*TASK ITEM:* Working from the entries below, tally each line that holds "this". Give the tally and nothing else.
● ● ● ●
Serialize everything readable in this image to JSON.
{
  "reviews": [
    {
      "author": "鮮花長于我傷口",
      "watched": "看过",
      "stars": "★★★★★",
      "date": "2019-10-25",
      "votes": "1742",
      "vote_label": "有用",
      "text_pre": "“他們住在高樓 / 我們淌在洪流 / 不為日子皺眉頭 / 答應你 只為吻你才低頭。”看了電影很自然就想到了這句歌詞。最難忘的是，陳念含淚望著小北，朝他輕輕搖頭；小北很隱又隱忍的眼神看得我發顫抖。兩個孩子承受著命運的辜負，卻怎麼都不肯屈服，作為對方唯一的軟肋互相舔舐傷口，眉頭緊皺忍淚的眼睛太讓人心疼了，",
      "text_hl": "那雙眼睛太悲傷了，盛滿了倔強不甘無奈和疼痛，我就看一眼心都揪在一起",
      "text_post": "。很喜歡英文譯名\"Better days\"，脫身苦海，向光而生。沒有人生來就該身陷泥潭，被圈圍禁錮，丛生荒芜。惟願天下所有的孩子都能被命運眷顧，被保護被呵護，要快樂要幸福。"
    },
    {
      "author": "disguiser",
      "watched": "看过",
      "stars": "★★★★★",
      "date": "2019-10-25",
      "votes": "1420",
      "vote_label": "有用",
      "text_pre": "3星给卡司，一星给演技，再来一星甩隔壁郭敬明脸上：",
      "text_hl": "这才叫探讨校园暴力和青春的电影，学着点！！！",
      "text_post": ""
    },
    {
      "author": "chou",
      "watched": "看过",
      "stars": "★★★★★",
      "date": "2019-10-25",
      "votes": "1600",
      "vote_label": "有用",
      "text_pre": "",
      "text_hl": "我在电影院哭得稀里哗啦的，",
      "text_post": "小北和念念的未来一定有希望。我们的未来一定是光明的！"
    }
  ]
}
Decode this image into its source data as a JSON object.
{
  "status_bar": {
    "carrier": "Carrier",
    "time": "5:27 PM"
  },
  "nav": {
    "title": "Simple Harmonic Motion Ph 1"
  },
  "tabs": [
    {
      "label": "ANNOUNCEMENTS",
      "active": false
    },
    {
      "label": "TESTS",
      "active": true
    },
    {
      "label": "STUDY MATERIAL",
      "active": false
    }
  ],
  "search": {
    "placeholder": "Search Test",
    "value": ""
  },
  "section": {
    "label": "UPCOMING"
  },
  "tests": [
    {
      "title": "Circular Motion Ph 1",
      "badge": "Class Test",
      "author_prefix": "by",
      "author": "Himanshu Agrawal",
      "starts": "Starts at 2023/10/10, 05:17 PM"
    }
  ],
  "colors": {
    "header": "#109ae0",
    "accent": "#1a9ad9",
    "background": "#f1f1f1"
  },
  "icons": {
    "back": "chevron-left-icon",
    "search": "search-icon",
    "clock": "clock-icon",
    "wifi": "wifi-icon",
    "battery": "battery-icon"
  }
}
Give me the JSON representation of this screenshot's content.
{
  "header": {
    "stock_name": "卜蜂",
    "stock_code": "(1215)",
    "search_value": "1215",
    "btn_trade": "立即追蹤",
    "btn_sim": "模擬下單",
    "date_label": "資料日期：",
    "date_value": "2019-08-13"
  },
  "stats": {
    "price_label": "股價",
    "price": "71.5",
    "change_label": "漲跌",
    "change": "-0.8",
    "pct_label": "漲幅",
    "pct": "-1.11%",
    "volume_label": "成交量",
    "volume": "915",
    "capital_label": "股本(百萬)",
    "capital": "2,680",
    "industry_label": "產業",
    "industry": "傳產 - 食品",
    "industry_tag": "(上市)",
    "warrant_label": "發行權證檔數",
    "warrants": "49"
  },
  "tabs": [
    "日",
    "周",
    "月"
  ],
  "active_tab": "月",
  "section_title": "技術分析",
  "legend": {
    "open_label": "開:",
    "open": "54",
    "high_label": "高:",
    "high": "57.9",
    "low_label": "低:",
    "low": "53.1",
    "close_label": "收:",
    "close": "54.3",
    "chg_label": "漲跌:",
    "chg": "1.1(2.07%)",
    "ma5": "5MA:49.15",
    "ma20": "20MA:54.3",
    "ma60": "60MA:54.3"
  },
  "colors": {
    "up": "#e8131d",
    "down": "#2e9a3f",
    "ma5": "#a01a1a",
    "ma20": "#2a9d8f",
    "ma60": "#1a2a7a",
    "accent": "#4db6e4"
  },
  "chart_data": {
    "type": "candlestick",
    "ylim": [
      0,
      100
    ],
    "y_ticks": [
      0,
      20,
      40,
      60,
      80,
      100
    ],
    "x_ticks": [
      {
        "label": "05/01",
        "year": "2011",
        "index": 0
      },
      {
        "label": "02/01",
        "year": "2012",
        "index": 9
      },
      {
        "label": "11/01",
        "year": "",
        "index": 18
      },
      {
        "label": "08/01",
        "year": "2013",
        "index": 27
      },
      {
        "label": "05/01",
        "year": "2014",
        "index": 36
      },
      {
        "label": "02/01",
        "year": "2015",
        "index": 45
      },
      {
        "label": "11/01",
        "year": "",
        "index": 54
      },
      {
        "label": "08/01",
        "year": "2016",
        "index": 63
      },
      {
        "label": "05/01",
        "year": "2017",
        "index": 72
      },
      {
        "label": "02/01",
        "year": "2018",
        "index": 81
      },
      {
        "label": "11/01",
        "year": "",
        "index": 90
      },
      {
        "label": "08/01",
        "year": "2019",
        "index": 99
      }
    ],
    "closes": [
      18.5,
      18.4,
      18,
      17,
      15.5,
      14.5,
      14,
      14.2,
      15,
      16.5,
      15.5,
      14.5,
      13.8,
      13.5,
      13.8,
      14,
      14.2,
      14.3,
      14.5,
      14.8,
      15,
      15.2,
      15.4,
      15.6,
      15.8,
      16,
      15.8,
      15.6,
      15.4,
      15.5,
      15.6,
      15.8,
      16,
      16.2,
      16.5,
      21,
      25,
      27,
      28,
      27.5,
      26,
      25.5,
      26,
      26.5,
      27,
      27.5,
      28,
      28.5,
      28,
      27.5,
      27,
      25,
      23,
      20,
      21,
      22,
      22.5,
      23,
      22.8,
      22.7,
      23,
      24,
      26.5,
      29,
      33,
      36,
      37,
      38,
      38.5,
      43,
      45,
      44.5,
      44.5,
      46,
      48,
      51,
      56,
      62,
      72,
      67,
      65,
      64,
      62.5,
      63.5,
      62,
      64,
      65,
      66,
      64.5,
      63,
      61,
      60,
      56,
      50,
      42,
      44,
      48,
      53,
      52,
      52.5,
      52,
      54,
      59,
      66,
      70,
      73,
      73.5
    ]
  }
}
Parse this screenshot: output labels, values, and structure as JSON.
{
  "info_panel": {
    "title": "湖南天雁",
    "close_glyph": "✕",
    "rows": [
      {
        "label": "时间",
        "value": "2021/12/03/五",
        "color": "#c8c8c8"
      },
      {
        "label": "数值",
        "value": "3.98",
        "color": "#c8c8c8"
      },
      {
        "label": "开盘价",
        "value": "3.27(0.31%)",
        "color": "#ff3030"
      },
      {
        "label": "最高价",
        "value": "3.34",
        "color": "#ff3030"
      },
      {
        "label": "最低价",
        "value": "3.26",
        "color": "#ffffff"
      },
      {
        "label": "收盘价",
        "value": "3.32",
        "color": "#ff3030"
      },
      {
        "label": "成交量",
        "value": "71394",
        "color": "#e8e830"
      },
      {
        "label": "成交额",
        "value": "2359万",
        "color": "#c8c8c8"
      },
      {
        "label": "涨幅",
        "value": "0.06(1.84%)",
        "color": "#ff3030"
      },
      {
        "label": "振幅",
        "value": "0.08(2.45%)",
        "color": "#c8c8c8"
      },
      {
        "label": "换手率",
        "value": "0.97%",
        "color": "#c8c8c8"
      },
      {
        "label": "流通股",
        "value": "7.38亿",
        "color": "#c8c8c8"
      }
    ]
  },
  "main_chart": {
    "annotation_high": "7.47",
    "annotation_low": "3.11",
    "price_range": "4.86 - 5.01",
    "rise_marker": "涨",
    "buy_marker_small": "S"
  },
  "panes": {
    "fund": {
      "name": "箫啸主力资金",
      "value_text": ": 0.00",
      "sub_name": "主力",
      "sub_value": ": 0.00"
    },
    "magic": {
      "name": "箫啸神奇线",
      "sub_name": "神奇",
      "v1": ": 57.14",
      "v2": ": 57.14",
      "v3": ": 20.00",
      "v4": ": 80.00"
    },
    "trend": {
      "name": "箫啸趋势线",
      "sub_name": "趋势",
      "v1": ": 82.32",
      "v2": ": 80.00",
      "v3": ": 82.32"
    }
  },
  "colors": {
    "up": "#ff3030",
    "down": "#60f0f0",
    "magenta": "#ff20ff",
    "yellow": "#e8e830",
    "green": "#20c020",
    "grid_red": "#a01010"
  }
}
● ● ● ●
*TASK RESULT:* 4